Many of these tasks are standard operational procedures, but others can be driven by market attributes, projected staffing, or by expected transactional workload for a given set of transaction types.

4. Ensure branch staffing plans reflect their market/location and sales opportunities

The workforce planner can also use market opportunity and demographic-based attributes to define customized time standards to give more accurate results for each branch.

For example, a branch near a college would likely have shorter transaction times for the on-the-go students vs. a branch near retirement communities where the customers like to chat and enjoy a more leisurely pace.

The market opportunity data can also impact the placement of bankers and specialists in the branch. A high growth, net worth market may be able to support a full-time financial advisor or loan specialist—whereas a less affluent market may share one resource across several branches.

5. Maximize utilization by sharing branch resources with other parts the bank

Many branches are minimally staffed and still have periods of low foot traffic.  One way to maximize utilization is to schedule staff during downtimes to support other areas of the bank–such as the contact center or back office. Verint WFM for Branch integrates with Verint WFM for Enterprise, enabling the easy scheduling of branch staff to support voice or digital channels.

A branch workforce planner would be hard pressed to execute all these capabilities with a spreadsheet, or a WFM solution that wasn’t specifically designed for the branch environment.  To learn more about Verint Branch WFM, visit www.verint.com/branch.

And keep an eye out for my next blog where I dig into Tanya’s story, the branch manager in our Choreographing the Bank Branch Customer Experience video. We’ll see how easily Tanya can fill an absence, juggle walk-in and appointment traffic, and measure the pulse of CX in her branch.

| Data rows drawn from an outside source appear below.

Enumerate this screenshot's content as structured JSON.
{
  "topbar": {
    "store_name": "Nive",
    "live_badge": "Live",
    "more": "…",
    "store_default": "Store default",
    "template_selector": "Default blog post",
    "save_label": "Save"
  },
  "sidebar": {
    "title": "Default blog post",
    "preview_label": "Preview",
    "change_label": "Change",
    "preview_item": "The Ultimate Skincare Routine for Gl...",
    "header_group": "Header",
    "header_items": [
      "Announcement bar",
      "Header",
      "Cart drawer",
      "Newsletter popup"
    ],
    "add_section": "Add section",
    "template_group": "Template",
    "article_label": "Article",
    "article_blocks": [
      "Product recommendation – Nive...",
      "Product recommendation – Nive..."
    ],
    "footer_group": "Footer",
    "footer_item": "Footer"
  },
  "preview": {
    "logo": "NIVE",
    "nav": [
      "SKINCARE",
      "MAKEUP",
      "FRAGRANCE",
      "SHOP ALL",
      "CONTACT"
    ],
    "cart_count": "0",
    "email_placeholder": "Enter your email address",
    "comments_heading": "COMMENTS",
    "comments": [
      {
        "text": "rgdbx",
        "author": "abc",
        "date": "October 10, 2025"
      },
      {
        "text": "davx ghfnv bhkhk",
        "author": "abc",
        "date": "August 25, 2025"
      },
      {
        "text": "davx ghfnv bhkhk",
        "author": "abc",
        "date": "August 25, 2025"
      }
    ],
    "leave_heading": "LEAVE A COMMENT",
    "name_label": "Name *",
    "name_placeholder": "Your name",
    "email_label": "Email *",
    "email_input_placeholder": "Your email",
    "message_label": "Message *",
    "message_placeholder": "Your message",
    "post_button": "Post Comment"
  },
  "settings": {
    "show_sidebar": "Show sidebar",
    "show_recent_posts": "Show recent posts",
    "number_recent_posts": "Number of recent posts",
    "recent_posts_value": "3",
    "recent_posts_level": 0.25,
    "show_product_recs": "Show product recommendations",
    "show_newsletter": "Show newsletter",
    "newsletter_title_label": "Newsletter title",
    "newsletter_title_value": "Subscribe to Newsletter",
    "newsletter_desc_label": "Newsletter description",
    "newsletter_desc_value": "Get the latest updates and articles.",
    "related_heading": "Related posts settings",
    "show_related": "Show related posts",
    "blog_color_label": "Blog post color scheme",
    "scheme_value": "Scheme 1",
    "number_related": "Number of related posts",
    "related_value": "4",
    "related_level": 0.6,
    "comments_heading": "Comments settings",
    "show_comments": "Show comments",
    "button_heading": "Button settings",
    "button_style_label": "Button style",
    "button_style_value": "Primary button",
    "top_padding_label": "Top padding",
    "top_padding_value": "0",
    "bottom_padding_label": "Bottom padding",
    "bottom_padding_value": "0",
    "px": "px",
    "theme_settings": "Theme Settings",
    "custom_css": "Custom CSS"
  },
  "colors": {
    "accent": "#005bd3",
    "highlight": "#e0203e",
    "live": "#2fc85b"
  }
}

1 Intelligent Banks Do More with Less, By Craig Guillot, The Financial Brand, March 18, 2024